BEGIN
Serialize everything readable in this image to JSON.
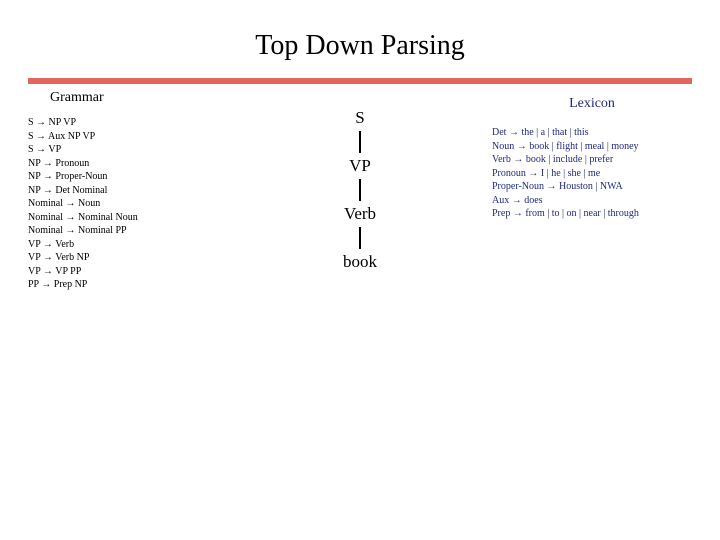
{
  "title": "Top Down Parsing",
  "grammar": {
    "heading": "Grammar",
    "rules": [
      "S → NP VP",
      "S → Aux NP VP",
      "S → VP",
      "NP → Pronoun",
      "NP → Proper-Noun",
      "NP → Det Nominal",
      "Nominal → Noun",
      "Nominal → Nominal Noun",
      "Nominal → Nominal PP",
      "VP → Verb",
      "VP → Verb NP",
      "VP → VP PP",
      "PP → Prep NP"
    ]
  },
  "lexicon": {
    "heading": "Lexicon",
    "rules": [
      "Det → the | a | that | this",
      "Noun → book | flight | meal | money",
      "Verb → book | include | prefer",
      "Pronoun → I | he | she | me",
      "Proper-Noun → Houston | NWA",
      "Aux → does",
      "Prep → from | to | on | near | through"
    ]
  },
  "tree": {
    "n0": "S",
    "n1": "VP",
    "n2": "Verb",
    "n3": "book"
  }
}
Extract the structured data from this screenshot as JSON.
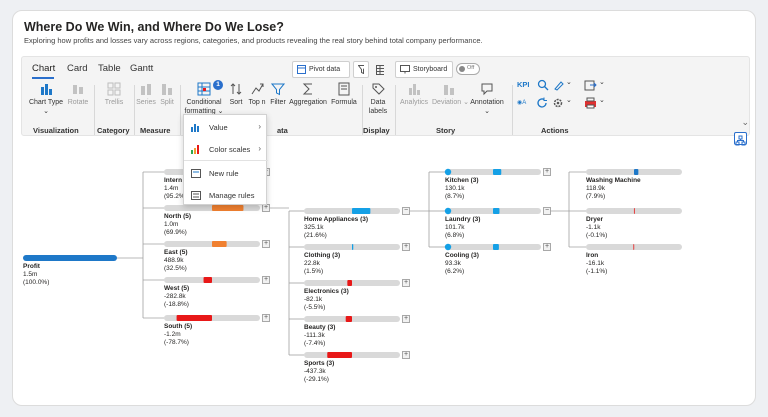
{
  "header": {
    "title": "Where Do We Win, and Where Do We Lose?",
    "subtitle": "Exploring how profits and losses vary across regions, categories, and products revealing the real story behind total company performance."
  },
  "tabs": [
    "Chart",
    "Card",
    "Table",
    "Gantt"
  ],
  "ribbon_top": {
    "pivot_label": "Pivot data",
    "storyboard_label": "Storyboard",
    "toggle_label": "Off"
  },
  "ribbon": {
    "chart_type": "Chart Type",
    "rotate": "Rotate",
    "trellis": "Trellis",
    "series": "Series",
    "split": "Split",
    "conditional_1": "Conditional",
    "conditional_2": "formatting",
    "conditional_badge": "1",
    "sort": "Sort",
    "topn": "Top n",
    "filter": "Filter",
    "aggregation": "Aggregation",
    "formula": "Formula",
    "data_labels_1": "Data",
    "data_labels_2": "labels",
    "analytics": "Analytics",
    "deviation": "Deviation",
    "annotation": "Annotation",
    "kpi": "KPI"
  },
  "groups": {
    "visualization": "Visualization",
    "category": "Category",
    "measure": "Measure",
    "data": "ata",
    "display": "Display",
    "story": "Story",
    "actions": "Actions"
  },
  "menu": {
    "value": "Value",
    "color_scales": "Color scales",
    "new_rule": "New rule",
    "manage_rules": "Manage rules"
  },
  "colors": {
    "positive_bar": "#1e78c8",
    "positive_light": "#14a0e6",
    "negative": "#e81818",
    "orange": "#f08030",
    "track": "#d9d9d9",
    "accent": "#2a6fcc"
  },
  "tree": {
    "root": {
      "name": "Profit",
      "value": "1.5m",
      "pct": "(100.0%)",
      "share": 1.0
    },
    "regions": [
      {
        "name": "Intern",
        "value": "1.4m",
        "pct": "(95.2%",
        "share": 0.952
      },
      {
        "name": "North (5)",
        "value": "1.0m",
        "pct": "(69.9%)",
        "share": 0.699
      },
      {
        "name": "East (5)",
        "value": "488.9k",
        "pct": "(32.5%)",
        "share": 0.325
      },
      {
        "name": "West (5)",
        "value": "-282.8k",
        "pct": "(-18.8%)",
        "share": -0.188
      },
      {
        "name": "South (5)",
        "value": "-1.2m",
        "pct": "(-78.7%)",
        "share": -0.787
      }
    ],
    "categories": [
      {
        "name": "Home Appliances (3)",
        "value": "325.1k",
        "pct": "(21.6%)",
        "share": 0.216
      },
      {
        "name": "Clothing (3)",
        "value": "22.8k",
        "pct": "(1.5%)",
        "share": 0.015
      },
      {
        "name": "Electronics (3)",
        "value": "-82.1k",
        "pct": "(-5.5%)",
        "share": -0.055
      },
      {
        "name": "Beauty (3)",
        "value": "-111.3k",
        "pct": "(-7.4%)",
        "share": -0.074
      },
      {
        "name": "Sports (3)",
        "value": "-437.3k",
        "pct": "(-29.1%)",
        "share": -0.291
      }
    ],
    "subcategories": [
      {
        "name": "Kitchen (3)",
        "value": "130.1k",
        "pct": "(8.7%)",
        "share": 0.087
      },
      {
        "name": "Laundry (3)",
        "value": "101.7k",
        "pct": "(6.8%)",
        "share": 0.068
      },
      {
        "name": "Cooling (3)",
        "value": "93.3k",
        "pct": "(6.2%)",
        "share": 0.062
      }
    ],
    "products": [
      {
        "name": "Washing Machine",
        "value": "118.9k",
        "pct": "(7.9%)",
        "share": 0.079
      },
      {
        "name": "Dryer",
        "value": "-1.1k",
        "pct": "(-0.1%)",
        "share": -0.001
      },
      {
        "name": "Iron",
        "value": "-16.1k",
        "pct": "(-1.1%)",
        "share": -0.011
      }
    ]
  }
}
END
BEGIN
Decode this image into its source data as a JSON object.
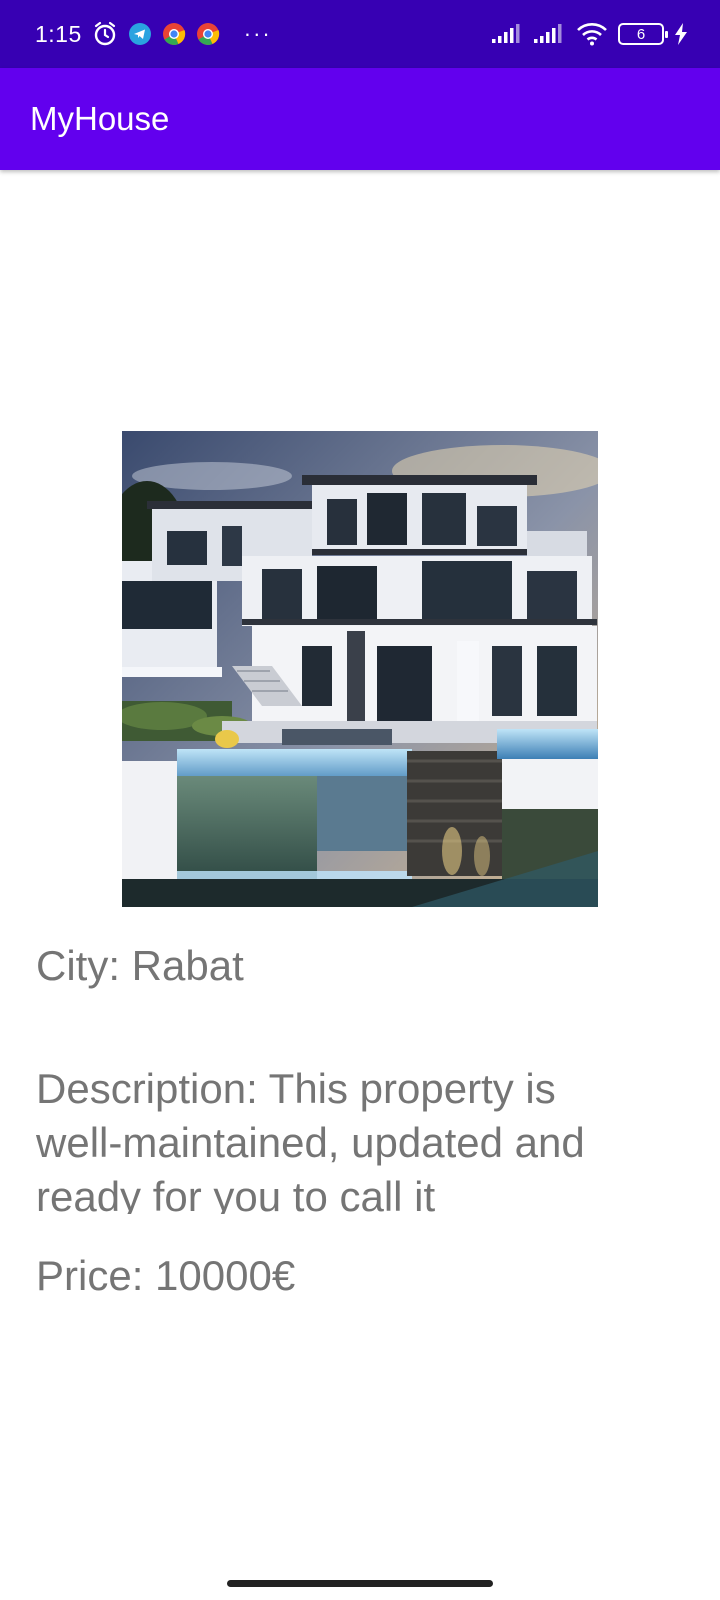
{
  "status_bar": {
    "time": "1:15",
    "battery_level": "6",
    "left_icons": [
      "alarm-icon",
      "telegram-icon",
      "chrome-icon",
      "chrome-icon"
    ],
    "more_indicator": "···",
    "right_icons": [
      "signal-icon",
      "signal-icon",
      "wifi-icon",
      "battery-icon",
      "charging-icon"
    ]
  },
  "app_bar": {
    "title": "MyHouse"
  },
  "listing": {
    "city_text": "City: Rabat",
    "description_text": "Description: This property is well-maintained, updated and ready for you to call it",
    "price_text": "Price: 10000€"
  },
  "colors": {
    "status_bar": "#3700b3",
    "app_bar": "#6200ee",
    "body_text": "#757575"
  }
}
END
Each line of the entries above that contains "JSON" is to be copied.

Serialize everything readable in this image to JSON.
Extract the structured data from this screenshot as JSON.
Decode this image into its source data as a JSON object.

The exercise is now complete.